Rated 3.0 Hollywood makes “buddy movies”—action films with two guys (and insignificant roles for women). These stem from the conventional wisdom that young, single guys are big at the box office.Many playwrights, however, generate what we might call “sisterhood plays”—dramas about female characters in which men, if they’re mentioned, are referenced as unhappy episodes in the past. Marketing wisdom suggests that it’s women who determine the picks when it comes to live theater.

Jar the Floor is a sisterhood play with mother-daughter architecture and with plenty of black conversational style, attractively done. The story involves four generations of an African-American family: a 90-year-old from the rural Deep South; a daughter of retirement age, who formerly was a nightclub dancer in Chicago; a 40-ish granddaughter hoping for tenure at the college where she teaches; and a rebellious great-granddaughter who’s dropped college in favor of a countercultural career as singer-songwriter in lesbian bars.

Playwright Cheryl West wrote the script in the 1990s and touches on many issues: senility; cancer (breast and prostate); dishonest and abusive husbands, boyfriends and fathers; and sexual satisfaction—with men, with women and without partners.

More than anything, it’s about mothers and daughters—including disputes about who’s making sacrifices, who’s copping out and who’s being selfish. A lot of allegations fly.

Though her topics are challenging, West’s writing falls close to the punchline/dramatic-climax routine found in television. You sense where commercials could be inserted.

The Sacramento Theatre Company staged this script in 1996, with the late Myrtle Stephens of Celebration Arts as the matriarch. (This production is dedicated to her memory.) Director Linda Goodrich and the cast of five make a strong case for the play—bringing more gravity and intensity to the conflicts, even if there are some hesitations over lines. The best parts are the arguments between Maydee (Andrea Boronell) and Lola (Darlene Tillis-Muhammad), plus the warm intrusions of Jewish girlfriend Raisa (Barbara Roberts). This is a less glossy production, but with more of an edge than the one staged seven years ago.

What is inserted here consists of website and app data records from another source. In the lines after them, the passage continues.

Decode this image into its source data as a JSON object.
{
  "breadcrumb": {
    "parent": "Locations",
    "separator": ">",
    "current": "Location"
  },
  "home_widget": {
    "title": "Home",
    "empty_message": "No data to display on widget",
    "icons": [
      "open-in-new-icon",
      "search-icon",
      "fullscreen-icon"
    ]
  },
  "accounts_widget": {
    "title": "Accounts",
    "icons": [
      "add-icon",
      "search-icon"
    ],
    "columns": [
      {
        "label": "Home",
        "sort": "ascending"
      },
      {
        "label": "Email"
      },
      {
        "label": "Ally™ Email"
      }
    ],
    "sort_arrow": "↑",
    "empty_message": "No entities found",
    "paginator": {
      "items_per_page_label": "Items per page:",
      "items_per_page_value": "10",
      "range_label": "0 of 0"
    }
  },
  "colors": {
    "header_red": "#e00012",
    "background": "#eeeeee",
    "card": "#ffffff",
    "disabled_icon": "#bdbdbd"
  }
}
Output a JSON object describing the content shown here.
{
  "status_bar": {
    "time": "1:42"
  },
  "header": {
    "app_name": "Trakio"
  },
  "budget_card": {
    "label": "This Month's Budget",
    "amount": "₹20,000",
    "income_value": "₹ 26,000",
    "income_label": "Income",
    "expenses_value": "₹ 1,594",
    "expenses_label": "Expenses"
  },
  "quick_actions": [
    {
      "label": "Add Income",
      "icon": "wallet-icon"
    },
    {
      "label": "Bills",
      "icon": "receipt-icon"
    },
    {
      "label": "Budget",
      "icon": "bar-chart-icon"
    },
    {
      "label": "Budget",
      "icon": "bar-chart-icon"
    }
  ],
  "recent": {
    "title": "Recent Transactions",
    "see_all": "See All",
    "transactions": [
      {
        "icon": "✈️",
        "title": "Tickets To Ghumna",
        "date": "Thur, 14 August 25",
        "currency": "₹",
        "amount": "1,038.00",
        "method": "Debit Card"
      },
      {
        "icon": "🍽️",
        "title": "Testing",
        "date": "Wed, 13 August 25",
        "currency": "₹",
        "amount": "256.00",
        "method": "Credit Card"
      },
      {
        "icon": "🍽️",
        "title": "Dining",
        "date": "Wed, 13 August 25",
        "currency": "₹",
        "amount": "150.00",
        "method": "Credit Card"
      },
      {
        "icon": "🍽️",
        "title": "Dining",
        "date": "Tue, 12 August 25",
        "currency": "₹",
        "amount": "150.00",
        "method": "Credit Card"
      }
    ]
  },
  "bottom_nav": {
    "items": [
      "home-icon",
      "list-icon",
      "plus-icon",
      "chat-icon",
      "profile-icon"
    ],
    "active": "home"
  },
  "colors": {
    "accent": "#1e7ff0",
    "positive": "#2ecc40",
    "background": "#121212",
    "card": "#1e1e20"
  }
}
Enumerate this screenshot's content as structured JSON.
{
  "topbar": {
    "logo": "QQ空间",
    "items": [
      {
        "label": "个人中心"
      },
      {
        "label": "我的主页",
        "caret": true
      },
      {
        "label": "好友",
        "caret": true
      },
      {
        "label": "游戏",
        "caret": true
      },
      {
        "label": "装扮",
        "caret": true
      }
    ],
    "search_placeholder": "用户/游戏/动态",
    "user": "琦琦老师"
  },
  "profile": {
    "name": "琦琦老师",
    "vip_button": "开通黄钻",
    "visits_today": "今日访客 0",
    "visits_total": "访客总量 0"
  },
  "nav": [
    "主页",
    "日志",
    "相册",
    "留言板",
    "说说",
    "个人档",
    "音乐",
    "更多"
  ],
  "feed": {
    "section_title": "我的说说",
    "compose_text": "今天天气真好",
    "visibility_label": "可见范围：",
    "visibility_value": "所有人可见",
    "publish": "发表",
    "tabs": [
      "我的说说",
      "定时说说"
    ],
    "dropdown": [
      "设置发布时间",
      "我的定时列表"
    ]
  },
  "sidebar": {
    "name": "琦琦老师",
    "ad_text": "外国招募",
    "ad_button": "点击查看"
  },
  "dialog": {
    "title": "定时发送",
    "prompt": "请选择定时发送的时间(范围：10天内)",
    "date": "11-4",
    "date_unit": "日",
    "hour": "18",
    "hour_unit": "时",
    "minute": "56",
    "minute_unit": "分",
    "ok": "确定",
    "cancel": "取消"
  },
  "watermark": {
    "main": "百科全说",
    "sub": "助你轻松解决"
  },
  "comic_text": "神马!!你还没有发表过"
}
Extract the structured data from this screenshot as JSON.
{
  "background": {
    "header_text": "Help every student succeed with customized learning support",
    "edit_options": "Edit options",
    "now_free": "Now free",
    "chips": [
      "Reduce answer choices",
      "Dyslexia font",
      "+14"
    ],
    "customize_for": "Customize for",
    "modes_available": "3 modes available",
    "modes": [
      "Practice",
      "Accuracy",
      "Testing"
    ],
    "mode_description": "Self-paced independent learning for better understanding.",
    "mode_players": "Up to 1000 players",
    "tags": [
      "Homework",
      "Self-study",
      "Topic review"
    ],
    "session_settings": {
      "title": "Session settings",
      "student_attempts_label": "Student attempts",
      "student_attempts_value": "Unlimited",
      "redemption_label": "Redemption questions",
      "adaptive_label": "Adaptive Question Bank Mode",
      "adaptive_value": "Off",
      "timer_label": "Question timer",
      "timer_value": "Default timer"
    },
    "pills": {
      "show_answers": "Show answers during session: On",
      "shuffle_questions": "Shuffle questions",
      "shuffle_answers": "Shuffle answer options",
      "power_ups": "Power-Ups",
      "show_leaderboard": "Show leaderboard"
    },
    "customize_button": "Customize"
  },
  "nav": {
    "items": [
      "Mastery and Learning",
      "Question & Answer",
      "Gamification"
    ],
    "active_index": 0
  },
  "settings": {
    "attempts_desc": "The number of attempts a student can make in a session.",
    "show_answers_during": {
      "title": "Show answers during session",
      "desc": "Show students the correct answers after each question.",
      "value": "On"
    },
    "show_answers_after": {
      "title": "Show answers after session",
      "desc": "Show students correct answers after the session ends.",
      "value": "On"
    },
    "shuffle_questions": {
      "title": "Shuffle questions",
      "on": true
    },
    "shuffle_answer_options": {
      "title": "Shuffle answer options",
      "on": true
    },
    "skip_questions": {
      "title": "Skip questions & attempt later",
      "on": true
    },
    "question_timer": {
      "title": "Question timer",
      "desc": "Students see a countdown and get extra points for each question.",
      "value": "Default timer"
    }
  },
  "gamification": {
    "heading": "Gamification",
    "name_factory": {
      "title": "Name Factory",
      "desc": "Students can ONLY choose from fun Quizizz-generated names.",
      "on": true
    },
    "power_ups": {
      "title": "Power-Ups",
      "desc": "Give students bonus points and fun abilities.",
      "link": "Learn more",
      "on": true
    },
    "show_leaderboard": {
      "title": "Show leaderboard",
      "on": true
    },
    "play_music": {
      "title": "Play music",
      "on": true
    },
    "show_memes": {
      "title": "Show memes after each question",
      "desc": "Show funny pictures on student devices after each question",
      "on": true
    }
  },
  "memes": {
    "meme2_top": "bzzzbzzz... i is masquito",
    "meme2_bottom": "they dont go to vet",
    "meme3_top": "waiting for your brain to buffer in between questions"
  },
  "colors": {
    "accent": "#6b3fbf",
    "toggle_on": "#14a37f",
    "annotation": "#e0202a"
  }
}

Jar the Floor plays at 8 p.m. Thursday, Friday and Saturday and at 2 p.m. Sunday; $10-$12 ($6 Thursday). Celebration Arts, 4469 D Street, (916) 455-2787. Through May 3.